Colorectal cancer affects African-Americans particularly hard. They’re 20 percent more likely to get this cancer and 40 percent more likely to die from it than any other racial groups. While 90 percent of individuals survive this cancer for five years or more when detected early, only 9 percent of Black men survive five years or more when discovered in an advanced stage.
While age is a factor, that too is changing. In 2001-02, the average age for getting this cancer was 72; 15 years later, it dropped to 66. More disturbingly, the rate of people dying from colorectal cancer in their 40s is increasing. Between 2007-16, there was a 2 percent increase in deaths in this age group every year. Twenty percent of colorectal cancers are now found in people aged 20-54. This fits with an ongoing trend: an estimated 18,000 Americans under age 50 are expected to be diagnosed with cancer this year.
Signs and symptoms
- An increase in diarrhea or constipation
- Changes in the consistency of stool
- Rectal bleeding
- Constant abdominal discomfort
- Feeling that your bowel never completely empties
- Fatigue or extreme tiredness
- Unexplainable weight loss
- Old age
- Being African-American
- Having a personal history of polyps or colon cancer
- Inflammatory intestinal conditions
- Inherited syndromes, such as familial adenomatous polyposis (FAP) and Lynch syndrome
- Family history of colorectal cancer
- Radiation therapy during other cancer treatments
- A diet low in fiber and high in fat, aka the “Western diet”
- Increased risk from eating red meat and processed meats
- Sedentary lifestyle
- A varied diet with lots of fruits, veggies, and whole grains
- Moderate to no alcohol use
- Stop smoking
- Regular exercise
- Maintain a healthy body weight
- Regular screenings after the age of 45
Photo by Emma McIntyre/Getty Images for MTV

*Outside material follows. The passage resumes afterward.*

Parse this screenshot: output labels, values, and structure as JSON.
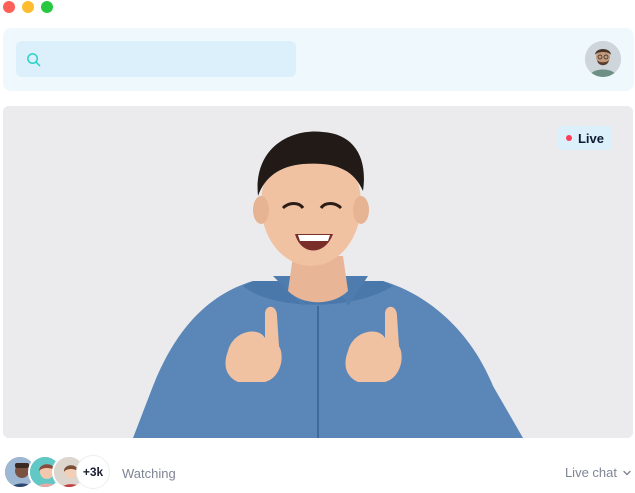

Sara Stewart is a survivor of stage III colon cancer. While all cancers are terrible, she says people are especially unlikely to discuss colon cancer—and that needs to change. Colorectal cancers are predicted to increase by 90 percent by 2030. She advises broader discussions on this topic, an especially important point as she didn’t take her own symptoms seriously for two years. Her gastroenterologist discovered a sizable tumor after she finally agreed to a colonoscopy.
Incredibly, a connection in Hollywood helped her change her perspective on cancer. This connection never told anyone about her own struggle with colon cancer because “she would be blackballed from jobs, written off as unreliable and sickly, even though she continued to work long hours around her treatments.” In fact, she lost a big job after someone discovered her cancer. Stewart continues,
“Is it any wonder that Boseman, with his meteoric rise to fame and the responsibility of being one of the preeminent faces of Black empowerment in Hollywood and beyond, didn’t share his diagnosis publicly?”
Fabian Alsultany has worked in the music industry for over a quarter-century, and he did not remain quiet about his struggle with colon cancer 2B—a tumor perforated his colon. A surgery to remove the tumor (and cut out inches of his colon) and six months of chemotherapy left him exhausted.
“My reality was existing in a two-week cycle of death and rebirth. I experienced every side effect in the book: extreme nausea, neuropathy, dizziness, loss of appetite, hair loss, inability to hold any food in…you get the point: it was miserable. I was fortunate to have my family and friends around me through it all.”
Fortunately, Alsultany was able to confide in those around him. He also documented his cancer journey through his blog. While he’s an outspoken advocate for discussing cancer, not everyone feels safe in this regard.
Social connections are especially important when struggling with cancer. Hopefully, the ridiculous stigma around cancer, as evidenced in Stewart’s writing above, will end with Boseman’s death. We need to have these conversations without fear of retribution, and our health care system must make screenings affordable and available to everyone.